▶ What to work on:
Read the records beneath this task and copy every line that contains the string "text".

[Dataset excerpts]
· · · · ·

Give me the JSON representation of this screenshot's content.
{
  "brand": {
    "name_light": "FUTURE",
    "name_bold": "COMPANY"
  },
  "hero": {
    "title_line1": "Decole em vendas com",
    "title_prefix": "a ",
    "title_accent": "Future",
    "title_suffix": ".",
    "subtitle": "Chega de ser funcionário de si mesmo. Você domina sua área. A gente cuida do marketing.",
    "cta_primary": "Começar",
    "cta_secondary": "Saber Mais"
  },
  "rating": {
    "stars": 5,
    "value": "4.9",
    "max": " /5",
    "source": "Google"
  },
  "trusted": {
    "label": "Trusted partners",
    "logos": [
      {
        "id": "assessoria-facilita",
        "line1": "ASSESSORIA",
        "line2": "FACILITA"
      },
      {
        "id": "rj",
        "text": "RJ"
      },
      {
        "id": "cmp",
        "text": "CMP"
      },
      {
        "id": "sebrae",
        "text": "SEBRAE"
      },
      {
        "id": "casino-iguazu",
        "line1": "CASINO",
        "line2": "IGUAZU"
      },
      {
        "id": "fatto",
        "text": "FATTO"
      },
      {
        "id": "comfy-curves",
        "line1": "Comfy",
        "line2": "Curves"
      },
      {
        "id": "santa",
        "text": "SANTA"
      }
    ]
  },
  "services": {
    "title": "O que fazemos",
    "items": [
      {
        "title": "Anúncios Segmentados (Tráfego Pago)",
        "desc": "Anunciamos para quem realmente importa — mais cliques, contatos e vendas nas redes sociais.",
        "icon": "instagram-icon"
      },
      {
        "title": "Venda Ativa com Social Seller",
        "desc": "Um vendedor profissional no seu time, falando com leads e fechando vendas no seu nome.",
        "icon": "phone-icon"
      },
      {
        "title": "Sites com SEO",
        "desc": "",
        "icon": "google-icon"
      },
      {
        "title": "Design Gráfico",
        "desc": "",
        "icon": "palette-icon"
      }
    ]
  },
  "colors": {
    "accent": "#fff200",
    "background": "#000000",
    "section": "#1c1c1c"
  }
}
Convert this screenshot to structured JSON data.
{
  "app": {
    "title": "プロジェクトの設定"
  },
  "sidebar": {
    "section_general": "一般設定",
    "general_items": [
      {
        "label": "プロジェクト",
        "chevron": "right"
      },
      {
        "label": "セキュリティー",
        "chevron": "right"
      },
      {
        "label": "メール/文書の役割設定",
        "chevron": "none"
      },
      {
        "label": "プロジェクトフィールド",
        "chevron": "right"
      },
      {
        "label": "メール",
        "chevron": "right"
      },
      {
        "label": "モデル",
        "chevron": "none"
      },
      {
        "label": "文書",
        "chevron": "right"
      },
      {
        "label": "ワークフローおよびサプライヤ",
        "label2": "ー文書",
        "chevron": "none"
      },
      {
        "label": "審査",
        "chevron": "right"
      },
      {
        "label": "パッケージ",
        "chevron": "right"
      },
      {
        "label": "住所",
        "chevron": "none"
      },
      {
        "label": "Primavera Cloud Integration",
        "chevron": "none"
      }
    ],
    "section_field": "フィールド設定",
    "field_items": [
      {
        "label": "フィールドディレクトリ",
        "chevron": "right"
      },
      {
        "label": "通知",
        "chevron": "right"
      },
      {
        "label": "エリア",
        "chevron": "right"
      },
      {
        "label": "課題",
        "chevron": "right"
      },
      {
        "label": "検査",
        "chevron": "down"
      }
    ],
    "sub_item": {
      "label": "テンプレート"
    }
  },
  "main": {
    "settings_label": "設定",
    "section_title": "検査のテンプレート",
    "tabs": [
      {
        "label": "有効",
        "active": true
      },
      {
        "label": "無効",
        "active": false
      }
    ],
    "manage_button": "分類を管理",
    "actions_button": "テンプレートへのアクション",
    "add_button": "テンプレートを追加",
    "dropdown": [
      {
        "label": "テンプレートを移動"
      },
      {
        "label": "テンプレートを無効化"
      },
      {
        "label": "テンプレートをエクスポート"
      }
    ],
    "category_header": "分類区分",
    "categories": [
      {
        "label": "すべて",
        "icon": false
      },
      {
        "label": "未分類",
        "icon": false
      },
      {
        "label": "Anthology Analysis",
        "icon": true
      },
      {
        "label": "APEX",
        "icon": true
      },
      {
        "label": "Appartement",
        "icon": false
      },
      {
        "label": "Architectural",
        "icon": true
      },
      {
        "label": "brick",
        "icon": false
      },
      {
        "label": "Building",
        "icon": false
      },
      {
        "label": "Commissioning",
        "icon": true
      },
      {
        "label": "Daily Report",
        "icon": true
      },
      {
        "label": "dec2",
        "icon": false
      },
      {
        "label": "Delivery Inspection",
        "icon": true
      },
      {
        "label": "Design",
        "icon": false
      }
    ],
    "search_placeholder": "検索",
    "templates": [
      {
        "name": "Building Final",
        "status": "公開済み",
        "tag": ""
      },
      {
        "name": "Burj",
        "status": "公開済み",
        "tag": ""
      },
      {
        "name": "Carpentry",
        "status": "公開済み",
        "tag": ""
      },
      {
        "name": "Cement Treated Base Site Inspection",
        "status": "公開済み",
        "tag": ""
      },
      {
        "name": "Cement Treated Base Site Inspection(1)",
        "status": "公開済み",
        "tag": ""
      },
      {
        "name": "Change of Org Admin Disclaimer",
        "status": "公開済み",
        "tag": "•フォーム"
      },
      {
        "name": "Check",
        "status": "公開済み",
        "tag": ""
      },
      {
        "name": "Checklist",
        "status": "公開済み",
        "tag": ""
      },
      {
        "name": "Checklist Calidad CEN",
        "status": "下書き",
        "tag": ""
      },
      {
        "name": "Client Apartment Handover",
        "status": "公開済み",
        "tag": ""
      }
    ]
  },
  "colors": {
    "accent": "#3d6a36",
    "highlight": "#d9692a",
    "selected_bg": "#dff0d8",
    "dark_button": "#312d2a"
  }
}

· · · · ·

▶ Final answer:
        "text": "RJ"
        "text": "CMP"
        "text": "SEBRAE"
        "text": "FATTO"
        "text": "SANTA"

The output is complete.